• Goal of the exercise: Your copy should match the records below word for word and contain no pictures.

• Input for this task:
.....

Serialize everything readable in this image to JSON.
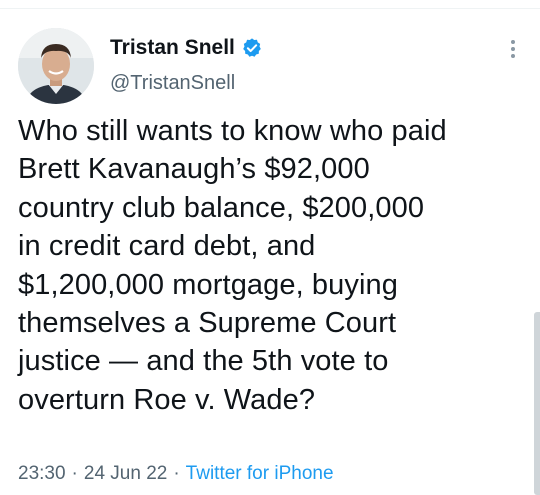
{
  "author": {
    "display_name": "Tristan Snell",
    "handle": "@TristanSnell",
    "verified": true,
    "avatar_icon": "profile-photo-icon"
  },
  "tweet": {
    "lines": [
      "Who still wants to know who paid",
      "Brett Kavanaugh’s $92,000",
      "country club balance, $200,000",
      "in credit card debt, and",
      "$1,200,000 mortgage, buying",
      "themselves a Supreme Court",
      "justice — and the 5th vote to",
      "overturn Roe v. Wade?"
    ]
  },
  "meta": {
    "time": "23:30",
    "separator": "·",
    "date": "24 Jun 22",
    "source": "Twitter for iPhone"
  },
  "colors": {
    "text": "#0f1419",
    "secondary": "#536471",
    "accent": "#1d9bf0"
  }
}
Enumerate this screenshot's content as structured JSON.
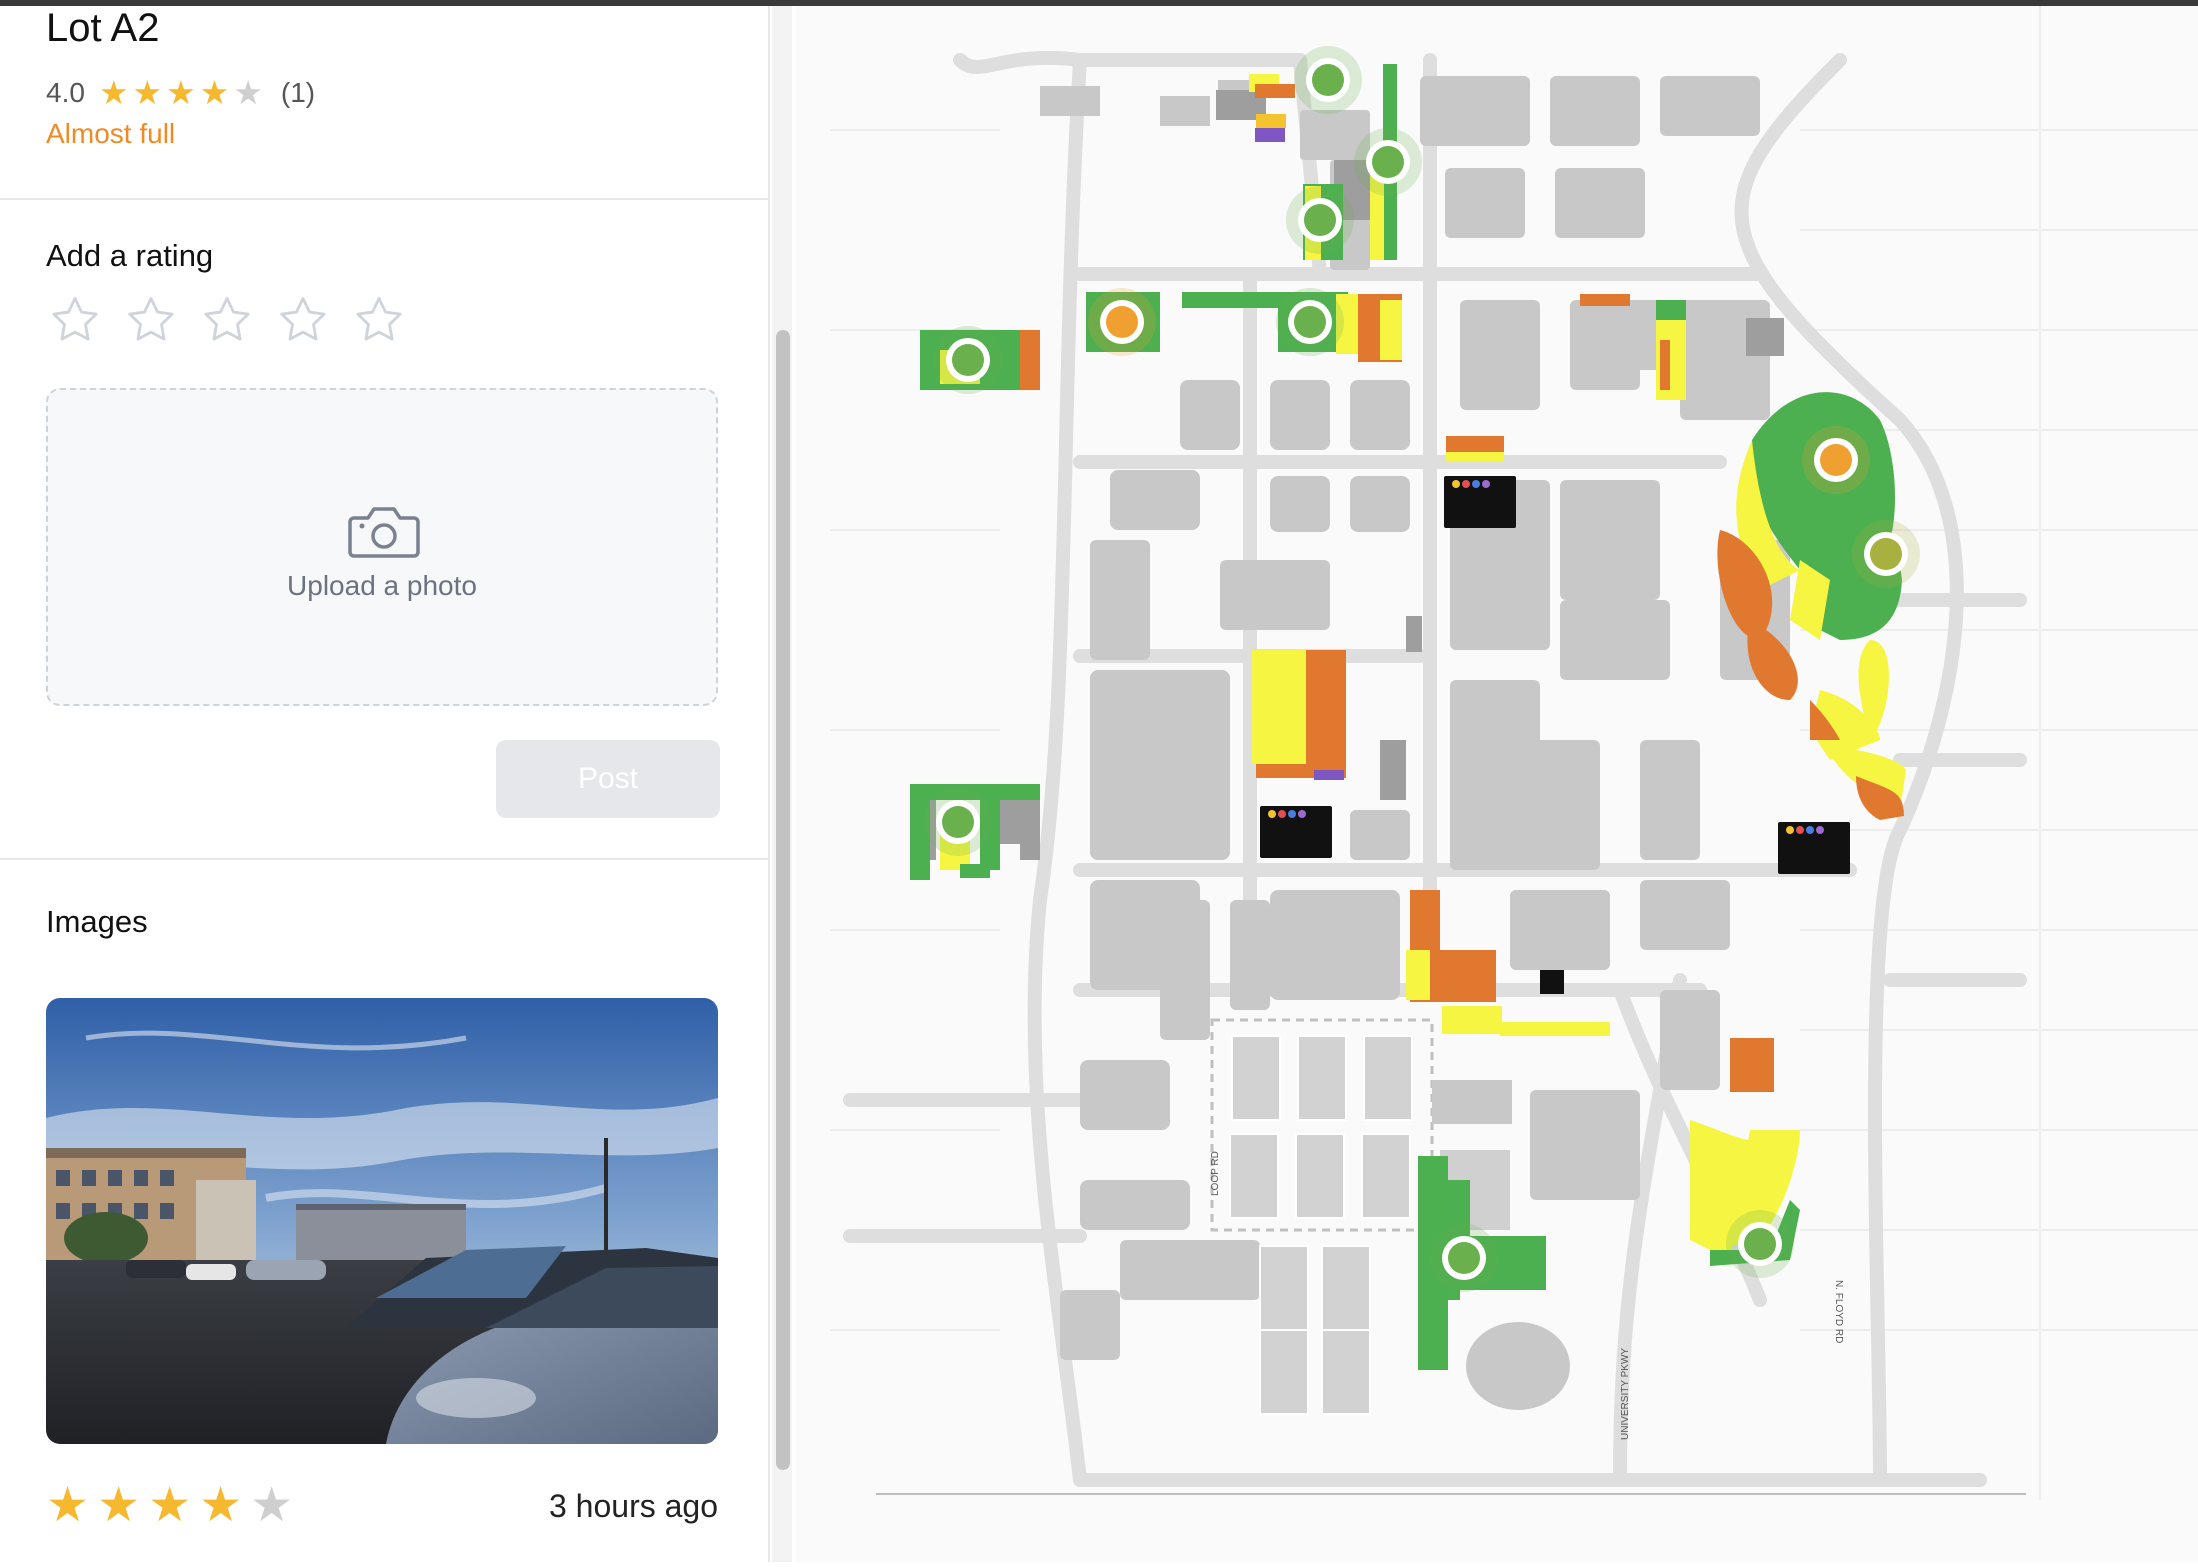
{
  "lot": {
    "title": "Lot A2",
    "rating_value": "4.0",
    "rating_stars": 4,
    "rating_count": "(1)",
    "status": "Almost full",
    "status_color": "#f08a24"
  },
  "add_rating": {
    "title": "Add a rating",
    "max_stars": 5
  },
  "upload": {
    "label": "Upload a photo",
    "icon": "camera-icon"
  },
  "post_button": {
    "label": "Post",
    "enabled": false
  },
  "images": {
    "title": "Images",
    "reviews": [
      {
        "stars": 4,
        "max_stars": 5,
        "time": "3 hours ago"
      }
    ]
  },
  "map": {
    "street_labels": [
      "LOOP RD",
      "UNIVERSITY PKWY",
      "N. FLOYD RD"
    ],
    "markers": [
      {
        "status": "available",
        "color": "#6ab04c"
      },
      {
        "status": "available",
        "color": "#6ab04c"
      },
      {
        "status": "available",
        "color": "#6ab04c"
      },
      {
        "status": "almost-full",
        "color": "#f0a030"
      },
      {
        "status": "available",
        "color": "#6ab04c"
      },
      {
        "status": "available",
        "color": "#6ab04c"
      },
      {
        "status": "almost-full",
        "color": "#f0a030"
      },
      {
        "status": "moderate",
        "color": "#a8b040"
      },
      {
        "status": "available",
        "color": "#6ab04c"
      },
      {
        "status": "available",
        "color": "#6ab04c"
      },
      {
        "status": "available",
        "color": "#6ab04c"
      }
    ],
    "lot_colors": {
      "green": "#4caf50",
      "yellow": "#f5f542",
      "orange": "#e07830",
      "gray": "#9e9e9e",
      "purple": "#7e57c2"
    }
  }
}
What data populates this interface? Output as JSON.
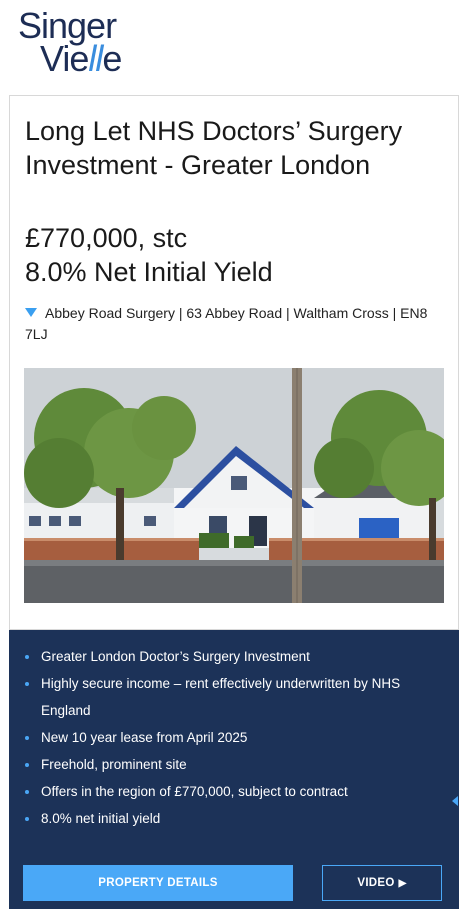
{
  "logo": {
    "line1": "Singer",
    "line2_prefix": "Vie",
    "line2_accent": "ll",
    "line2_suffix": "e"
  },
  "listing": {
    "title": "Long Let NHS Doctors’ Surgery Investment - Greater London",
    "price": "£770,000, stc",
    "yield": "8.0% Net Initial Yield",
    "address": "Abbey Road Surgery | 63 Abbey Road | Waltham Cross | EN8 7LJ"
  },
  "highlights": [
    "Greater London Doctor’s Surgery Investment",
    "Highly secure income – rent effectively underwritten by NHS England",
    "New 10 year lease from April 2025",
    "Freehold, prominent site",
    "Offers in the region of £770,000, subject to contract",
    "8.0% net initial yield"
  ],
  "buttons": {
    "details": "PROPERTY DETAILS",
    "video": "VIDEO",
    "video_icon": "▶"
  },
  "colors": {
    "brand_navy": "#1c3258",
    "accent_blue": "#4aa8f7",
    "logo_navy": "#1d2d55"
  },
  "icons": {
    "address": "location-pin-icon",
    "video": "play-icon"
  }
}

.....

• Output of the task:
Serialize everything readable in this image to JSON.
{
  "author": {
    "display_name": "Tristan Snell",
    "handle": "@TristanSnell",
    "verified": true,
    "avatar_icon": "profile-photo-icon"
  },
  "tweet": {
    "lines": [
      "Who still wants to know who paid",
      "Brett Kavanaugh’s $92,000",
      "country club balance, $200,000",
      "in credit card debt, and",
      "$1,200,000 mortgage, buying",
      "themselves a Supreme Court",
      "justice — and the 5th vote to",
      "overturn Roe v. Wade?"
    ]
  },
  "meta": {
    "time": "23:30",
    "separator": "·",
    "date": "24 Jun 22",
    "source": "Twitter for iPhone"
  },
  "colors": {
    "text": "#0f1419",
    "secondary": "#536471",
    "accent": "#1d9bf0"
  }
}
Enumerate this screenshot's content as structured JSON.
{
  "lot": {
    "title": "Lot A2",
    "rating_value": "4.0",
    "rating_stars": 4,
    "rating_count": "(1)",
    "status": "Almost full",
    "status_color": "#f08a24"
  },
  "add_rating": {
    "title": "Add a rating",
    "max_stars": 5
  },
  "upload": {
    "label": "Upload a photo",
    "icon": "camera-icon"
  },
  "post_button": {
    "label": "Post",
    "enabled": false
  },
  "images": {
    "title": "Images",
    "reviews": [
      {
        "stars": 4,
        "max_stars": 5,
        "time": "3 hours ago"
      }
    ]
  },
  "map": {
    "street_labels": [
      "LOOP RD",
      "UNIVERSITY PKWY",
      "N. FLOYD RD"
    ],
    "markers": [
      {
        "status": "available",
        "color": "#6ab04c"
      },
      {
        "status": "available",
        "color": "#6ab04c"
      },
      {
        "status": "available",
        "color": "#6ab04c"
      },
      {
        "status": "almost-full",
        "color": "#f0a030"
      },
      {
        "status": "available",
        "color": "#6ab04c"
      },
      {
        "status": "available",
        "color": "#6ab04c"
      },
      {
        "status": "almost-full",
        "color": "#f0a030"
      },
      {
        "status": "moderate",
        "color": "#a8b040"
      },
      {
        "status": "available",
        "color": "#6ab04c"
      },
      {
        "status": "available",
        "color": "#6ab04c"
      },
      {
        "status": "available",
        "color": "#6ab04c"
      }
    ],
    "lot_colors": {
      "green": "#4caf50",
      "yellow": "#f5f542",
      "orange": "#e07830",
      "gray": "#9e9e9e",
      "purple": "#7e57c2"
    }
  }
}
What data populates this interface? Output as JSON.
{
  "logo": {
    "line1": "Singer",
    "line2_prefix": "Vie",
    "line2_accent": "ll",
    "line2_suffix": "e"
  },
  "listing": {
    "title": "Long Let NHS Doctors’ Surgery Investment - Greater London",
    "price": "£770,000, stc",
    "yield": "8.0% Net Initial Yield",
    "address": "Abbey Road Surgery | 63 Abbey Road | Waltham Cross | EN8 7LJ"
  },
  "highlights": [
    "Greater London Doctor’s Surgery Investment",
    "Highly secure income – rent effectively underwritten by NHS England",
    "New 10 year lease from April 2025",
    "Freehold, prominent site",
    "Offers in the region of £770,000, subject to contract",
    "8.0% net initial yield"
  ],
  "buttons": {
    "details": "PROPERTY DETAILS",
    "video": "VIDEO",
    "video_icon": "▶"
  },
  "colors": {
    "brand_navy": "#1c3258",
    "accent_blue": "#4aa8f7",
    "logo_navy": "#1d2d55"
  },
  "icons": {
    "address": "location-pin-icon",
    "video": "play-icon"
  }
}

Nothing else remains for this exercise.